Despite the “thrill of victory and the agony of defeat,” teens who play sports were least likely to experience depressive symptoms according to the same study. Apparently teens who did both arts and sports were also depressed, however.
In reaching this conclusion, researchers examined data from 2,482 students 15 to 16 years old, both girls and boys, derived from the U.S. Longitudinal Survey of Youth over the last ten years or so.
Medical News Today explains how depression was identified in this teen cohort:
“The students responded to survey questions asking how often they participated in ‘lessons in music, art or drama, or practice of music, singing, drama, drawing/painting’ and “going to sports lessons, playing sports or practicing any physical activity’ after school…
“To determine rates of depressive symptoms, the survey asked teens how often they experienced various moods or problems associated with depression, such as poor appetite, difficulty concentrating, downcast mood, lack of energy or motivation, restless sleep and sadness”
The study authors suggested in general that teens with a creative side have a more sensitive nature and therefore depression could follow. They also underscored, however, that depression is not an “necessary condition”for a teenager or even an adult to become an artist.
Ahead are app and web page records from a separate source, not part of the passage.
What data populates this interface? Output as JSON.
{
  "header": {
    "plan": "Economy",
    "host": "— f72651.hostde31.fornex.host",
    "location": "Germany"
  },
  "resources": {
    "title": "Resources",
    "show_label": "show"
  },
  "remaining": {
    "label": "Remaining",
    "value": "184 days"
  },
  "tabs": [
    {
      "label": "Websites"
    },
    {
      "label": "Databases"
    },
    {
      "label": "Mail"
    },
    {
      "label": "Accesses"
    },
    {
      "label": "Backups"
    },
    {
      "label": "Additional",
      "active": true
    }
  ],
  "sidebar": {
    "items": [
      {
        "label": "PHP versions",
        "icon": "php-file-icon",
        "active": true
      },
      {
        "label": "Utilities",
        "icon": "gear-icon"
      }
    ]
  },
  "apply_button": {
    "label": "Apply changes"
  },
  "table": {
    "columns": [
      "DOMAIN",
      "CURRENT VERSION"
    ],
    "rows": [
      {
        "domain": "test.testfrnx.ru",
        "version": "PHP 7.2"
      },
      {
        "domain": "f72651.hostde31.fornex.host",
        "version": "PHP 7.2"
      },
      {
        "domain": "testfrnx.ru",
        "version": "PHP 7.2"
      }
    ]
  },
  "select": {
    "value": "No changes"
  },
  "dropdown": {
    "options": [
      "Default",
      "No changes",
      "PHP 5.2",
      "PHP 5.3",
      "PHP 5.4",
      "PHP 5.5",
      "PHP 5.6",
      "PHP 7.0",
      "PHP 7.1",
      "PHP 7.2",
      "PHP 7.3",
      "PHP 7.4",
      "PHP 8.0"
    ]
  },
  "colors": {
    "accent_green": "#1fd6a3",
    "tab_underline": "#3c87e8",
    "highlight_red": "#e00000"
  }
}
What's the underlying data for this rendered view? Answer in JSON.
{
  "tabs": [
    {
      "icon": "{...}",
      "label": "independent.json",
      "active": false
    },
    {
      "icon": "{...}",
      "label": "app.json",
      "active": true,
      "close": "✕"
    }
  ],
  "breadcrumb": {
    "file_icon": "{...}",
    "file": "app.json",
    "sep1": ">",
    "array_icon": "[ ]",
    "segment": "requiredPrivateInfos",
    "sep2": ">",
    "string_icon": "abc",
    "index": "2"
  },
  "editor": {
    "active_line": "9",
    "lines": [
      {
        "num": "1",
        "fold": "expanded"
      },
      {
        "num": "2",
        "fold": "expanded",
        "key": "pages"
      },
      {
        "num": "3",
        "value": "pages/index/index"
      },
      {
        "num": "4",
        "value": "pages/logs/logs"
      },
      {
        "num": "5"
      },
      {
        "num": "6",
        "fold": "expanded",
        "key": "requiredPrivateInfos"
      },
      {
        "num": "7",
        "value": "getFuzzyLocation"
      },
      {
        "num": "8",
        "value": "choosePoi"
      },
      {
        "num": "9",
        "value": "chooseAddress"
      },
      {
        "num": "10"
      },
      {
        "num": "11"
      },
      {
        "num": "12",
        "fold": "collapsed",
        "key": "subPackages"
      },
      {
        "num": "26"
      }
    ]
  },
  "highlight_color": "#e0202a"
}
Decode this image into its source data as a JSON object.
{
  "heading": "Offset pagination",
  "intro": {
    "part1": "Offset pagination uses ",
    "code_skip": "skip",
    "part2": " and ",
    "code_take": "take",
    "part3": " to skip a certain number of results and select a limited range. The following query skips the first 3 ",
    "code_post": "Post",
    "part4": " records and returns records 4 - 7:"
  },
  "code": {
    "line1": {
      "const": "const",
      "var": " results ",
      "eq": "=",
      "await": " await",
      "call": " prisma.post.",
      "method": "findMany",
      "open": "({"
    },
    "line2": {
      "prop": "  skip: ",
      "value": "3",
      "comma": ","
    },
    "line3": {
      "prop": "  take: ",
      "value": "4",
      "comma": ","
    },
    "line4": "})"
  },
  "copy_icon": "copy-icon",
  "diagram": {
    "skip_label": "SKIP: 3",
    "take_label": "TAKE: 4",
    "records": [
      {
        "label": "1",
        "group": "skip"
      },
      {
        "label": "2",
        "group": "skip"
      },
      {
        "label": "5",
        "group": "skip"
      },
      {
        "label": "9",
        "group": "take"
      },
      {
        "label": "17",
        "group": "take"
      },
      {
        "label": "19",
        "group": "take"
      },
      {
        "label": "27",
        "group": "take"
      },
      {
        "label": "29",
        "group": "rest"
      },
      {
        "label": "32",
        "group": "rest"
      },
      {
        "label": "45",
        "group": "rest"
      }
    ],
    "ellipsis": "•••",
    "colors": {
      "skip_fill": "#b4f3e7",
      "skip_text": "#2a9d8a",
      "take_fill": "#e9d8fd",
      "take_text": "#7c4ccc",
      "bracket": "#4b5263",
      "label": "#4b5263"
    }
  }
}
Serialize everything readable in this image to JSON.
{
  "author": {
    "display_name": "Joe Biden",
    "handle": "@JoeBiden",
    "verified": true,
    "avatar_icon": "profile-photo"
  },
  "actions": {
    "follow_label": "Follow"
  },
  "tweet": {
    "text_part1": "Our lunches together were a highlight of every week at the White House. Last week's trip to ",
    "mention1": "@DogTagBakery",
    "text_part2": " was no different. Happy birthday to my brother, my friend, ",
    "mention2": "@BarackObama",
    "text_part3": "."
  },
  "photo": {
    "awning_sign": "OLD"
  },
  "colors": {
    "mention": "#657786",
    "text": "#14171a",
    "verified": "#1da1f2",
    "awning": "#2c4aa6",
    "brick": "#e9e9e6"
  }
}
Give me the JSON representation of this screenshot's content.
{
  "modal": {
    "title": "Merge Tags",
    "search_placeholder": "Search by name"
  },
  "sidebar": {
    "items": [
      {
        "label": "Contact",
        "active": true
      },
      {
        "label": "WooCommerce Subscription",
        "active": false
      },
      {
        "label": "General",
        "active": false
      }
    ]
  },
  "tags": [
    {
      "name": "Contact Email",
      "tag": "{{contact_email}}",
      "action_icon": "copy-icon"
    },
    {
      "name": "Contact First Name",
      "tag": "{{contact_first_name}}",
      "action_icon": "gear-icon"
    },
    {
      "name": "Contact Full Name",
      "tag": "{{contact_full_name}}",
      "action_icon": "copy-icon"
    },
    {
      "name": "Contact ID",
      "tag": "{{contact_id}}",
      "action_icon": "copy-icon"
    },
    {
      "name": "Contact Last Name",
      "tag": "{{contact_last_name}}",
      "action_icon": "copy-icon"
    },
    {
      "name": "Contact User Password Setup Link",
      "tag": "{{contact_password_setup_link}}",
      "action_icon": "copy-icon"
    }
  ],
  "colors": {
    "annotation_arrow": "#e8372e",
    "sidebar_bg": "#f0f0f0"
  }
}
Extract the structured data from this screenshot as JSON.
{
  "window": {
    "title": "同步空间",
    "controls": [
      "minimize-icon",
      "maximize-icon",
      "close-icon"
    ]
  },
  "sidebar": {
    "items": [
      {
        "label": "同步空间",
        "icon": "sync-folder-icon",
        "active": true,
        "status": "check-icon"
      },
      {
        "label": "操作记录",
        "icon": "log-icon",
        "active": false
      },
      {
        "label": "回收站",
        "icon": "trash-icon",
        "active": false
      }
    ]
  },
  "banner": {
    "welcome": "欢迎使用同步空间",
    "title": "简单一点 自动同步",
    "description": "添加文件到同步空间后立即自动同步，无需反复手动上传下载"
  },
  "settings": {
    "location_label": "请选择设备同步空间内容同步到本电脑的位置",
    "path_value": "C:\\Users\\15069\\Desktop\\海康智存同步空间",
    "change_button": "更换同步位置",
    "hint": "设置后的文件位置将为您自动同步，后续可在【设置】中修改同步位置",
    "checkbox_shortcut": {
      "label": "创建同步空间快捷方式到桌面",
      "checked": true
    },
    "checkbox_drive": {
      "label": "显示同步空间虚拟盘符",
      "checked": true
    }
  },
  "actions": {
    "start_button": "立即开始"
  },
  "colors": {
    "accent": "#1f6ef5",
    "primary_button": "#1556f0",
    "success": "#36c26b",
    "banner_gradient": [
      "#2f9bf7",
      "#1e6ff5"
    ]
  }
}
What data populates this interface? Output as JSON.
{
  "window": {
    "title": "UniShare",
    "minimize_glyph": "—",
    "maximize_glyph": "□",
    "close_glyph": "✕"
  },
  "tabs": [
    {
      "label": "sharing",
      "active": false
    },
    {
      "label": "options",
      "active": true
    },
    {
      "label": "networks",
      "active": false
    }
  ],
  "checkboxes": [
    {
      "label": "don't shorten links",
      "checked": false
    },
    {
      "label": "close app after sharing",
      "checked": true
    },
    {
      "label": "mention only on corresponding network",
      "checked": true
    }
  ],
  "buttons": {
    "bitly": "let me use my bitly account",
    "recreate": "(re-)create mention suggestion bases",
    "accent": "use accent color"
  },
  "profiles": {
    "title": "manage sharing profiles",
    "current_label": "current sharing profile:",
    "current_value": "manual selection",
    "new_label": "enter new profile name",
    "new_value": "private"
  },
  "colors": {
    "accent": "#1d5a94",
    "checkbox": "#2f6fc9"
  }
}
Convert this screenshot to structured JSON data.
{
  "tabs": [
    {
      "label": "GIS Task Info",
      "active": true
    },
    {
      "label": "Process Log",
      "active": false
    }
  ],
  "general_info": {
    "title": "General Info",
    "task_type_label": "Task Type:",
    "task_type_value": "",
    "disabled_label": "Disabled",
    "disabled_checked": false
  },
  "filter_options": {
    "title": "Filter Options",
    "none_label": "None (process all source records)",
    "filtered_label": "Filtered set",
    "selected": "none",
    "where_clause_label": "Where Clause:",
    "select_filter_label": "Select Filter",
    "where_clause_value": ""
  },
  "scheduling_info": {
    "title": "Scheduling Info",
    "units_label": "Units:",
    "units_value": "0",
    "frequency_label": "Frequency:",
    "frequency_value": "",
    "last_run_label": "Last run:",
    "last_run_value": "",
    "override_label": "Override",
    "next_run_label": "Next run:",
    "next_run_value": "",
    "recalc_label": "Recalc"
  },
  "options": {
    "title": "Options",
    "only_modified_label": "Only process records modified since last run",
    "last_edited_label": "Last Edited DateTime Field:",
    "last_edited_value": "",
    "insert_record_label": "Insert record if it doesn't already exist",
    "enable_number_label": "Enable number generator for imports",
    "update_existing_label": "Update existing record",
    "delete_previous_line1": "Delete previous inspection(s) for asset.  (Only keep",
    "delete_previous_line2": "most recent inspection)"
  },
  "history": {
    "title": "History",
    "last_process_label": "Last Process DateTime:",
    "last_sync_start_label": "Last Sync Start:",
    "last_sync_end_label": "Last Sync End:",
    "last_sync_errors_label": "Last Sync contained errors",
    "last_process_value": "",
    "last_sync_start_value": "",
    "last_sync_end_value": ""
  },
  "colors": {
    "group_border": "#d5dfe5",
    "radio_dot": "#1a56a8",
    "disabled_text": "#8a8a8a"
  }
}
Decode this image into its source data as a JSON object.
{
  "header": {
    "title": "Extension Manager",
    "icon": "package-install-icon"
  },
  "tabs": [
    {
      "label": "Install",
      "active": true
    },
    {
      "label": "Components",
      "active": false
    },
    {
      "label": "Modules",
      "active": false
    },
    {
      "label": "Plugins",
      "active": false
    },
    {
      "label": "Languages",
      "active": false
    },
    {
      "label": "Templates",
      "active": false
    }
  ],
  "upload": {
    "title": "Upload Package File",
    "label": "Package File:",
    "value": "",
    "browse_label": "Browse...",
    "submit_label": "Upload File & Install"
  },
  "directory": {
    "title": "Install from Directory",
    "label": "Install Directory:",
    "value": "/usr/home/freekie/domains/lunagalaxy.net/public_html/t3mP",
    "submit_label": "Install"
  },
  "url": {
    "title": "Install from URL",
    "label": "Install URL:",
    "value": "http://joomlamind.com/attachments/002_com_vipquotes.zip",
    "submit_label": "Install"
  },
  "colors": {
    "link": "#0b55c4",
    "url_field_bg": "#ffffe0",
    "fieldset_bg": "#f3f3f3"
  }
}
Lead author Linda N. Young of Boston College outlined the implications of the study:
“When positive behaviors such as being involved in the arts are associated with symptoms of mental illness, it’s essential that we understand why. Further research can address the question of whether potential psychological vulnerabilities can be transformed into strengths through the practice of the arts.”
Young did note, however, that according to previous research findings, higher rates of mental illness symptoms exist in adult artists than apparently in the general public.
The study was just published in the Psychology of Aesthetics, Creativity, and the Arts journal.
Based on this study, do you think a teenager should ditch the drama club or the band in favor of going out for football, basketball, or baseball?
[Image credit: Idontknowtheworldtoday]